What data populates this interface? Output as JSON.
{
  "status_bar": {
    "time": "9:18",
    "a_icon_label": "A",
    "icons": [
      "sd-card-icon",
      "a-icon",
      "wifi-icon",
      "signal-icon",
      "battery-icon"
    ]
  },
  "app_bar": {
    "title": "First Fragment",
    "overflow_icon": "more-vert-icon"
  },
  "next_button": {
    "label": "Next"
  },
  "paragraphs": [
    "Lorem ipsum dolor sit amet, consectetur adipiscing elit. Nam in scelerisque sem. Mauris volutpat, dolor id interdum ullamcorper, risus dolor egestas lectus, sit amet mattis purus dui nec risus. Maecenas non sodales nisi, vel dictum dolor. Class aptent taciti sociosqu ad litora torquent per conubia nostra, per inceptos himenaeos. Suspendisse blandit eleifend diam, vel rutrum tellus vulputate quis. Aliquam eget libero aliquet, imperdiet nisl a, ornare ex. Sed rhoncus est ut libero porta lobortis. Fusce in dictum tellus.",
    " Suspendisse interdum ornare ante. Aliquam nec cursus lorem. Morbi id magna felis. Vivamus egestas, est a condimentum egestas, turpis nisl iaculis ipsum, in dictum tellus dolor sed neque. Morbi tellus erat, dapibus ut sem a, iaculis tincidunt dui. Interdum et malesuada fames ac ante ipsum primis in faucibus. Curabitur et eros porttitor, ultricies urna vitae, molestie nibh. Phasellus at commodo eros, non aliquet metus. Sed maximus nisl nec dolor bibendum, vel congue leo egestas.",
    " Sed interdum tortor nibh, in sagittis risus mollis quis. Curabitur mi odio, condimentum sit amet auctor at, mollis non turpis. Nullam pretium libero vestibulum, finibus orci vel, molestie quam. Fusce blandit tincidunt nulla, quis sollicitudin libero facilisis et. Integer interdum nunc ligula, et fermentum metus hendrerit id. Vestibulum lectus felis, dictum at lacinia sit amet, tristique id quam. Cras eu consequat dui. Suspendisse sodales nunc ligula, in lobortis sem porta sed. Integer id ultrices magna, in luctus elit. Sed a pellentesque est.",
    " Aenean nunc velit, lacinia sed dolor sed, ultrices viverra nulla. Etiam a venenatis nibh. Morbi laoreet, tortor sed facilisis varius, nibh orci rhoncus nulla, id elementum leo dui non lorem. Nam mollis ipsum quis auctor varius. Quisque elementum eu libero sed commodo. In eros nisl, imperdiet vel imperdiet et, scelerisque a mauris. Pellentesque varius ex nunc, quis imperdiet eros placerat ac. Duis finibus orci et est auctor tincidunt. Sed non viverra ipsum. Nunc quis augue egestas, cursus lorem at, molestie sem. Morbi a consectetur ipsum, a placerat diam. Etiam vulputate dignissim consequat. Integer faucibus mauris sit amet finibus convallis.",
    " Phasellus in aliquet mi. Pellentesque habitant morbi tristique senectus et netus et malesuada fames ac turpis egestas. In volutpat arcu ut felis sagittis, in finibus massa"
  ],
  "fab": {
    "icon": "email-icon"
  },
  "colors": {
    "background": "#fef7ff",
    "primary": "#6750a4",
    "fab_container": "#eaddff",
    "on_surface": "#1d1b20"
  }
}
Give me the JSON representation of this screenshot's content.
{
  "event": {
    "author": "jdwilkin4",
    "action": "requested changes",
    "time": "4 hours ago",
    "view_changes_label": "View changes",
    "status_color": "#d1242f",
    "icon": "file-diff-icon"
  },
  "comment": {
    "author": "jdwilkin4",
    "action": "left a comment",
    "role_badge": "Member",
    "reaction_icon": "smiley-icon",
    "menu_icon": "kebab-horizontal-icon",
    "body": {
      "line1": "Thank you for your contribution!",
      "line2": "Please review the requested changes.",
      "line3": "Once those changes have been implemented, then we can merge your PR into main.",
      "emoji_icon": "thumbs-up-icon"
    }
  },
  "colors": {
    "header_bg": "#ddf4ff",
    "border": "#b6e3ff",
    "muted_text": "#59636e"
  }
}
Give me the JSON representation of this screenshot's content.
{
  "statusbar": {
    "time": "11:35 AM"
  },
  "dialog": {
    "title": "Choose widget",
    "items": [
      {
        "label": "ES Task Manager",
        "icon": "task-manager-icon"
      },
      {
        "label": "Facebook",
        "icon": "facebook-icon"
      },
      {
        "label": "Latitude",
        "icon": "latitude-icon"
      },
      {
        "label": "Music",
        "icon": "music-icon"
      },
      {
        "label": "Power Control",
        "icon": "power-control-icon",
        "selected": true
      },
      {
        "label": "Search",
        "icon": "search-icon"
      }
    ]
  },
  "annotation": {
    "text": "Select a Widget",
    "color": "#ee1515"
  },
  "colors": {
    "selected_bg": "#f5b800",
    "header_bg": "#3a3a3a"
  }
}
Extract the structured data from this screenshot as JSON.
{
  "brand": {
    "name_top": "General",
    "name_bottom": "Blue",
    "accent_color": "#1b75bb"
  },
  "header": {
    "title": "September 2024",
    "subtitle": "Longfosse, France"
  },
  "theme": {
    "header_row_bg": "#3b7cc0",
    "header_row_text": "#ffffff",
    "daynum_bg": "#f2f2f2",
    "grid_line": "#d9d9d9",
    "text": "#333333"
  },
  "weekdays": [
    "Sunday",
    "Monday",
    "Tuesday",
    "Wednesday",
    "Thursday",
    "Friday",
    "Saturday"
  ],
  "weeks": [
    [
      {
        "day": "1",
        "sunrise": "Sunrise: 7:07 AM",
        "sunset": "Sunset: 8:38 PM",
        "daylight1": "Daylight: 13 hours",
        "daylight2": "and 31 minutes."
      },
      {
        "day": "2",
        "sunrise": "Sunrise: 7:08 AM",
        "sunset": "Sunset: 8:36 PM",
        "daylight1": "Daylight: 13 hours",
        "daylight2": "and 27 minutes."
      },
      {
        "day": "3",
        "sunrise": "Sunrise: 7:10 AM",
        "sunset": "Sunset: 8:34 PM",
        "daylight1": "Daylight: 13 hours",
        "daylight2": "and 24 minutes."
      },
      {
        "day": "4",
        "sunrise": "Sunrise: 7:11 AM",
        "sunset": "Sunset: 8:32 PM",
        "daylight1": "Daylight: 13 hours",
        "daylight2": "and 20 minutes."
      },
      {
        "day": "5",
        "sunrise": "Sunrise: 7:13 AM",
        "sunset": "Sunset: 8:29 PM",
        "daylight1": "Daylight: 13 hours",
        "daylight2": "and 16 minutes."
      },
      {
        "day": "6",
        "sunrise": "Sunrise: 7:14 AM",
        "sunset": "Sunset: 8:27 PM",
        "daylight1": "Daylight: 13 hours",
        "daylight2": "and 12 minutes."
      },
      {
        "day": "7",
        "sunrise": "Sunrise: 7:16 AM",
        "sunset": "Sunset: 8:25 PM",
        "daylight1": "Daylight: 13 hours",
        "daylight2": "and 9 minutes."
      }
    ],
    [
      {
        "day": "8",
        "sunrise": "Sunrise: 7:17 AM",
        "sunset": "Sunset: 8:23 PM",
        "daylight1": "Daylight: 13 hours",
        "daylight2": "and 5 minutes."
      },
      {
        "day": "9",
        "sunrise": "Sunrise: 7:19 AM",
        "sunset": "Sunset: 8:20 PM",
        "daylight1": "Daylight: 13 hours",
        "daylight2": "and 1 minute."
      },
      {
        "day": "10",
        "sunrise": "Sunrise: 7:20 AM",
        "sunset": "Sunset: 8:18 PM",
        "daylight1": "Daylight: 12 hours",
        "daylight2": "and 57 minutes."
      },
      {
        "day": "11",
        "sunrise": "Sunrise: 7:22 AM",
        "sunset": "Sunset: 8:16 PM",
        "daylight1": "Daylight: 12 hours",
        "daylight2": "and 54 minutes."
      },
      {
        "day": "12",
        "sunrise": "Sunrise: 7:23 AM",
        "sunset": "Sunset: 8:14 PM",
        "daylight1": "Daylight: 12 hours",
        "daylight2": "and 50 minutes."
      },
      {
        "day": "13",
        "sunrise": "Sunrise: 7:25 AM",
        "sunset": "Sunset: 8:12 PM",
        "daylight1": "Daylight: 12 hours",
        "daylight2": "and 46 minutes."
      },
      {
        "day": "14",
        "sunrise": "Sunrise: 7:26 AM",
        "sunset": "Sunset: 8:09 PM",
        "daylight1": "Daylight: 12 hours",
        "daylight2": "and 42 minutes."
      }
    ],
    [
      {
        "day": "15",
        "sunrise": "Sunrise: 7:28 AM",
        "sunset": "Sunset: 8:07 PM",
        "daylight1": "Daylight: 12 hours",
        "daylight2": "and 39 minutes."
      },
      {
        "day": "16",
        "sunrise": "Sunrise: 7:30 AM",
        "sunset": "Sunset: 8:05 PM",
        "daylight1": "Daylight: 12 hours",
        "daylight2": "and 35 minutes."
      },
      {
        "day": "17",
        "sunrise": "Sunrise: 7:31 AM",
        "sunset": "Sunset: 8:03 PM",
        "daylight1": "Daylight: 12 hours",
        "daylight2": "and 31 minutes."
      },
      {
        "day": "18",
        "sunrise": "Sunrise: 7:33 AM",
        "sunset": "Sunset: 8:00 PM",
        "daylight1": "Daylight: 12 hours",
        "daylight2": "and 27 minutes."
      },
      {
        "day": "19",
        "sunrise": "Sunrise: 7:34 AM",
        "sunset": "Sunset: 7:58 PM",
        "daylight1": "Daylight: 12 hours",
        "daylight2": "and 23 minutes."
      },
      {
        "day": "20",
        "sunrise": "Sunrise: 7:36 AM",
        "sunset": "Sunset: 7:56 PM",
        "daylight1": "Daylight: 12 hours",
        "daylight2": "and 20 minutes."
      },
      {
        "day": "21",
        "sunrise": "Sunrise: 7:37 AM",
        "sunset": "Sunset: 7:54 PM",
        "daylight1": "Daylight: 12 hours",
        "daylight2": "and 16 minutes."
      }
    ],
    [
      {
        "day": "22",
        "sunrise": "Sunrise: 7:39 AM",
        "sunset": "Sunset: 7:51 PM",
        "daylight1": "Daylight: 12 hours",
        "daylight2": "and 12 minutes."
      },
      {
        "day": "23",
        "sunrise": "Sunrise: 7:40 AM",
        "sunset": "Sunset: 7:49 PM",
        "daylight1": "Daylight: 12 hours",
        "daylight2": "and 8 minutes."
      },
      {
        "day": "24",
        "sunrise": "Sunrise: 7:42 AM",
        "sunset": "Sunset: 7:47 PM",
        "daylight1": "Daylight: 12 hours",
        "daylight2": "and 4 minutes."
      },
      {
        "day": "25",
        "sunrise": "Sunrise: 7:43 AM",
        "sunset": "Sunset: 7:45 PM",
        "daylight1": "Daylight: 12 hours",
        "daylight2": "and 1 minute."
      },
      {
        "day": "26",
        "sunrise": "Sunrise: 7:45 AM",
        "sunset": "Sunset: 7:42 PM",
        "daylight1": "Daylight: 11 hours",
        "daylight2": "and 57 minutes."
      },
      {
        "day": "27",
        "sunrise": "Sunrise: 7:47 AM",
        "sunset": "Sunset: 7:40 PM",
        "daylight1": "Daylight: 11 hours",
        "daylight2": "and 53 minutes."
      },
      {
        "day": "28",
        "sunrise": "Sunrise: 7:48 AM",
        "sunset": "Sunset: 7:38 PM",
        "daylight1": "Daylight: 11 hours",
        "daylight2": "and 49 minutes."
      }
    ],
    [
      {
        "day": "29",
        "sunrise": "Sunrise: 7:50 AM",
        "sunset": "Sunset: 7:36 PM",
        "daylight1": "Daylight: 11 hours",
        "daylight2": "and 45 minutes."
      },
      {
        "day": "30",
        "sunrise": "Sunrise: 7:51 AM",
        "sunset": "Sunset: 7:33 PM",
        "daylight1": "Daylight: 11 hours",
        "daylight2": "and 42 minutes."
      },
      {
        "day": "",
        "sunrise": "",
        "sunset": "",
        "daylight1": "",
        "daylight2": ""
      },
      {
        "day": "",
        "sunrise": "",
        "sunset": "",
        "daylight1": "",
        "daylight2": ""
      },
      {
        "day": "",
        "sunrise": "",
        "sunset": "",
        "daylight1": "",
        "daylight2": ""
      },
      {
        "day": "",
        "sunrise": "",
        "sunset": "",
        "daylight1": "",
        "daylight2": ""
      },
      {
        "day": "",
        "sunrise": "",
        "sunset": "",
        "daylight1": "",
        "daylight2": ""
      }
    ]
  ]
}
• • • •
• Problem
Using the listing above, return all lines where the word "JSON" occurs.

• Your response
What data populates this interface? Output as JSON.
Give me the JSON representation of this screenshot's content.
Give me the JSON representation of this screenshot's content.
Extract the structured data from this screenshot as JSON.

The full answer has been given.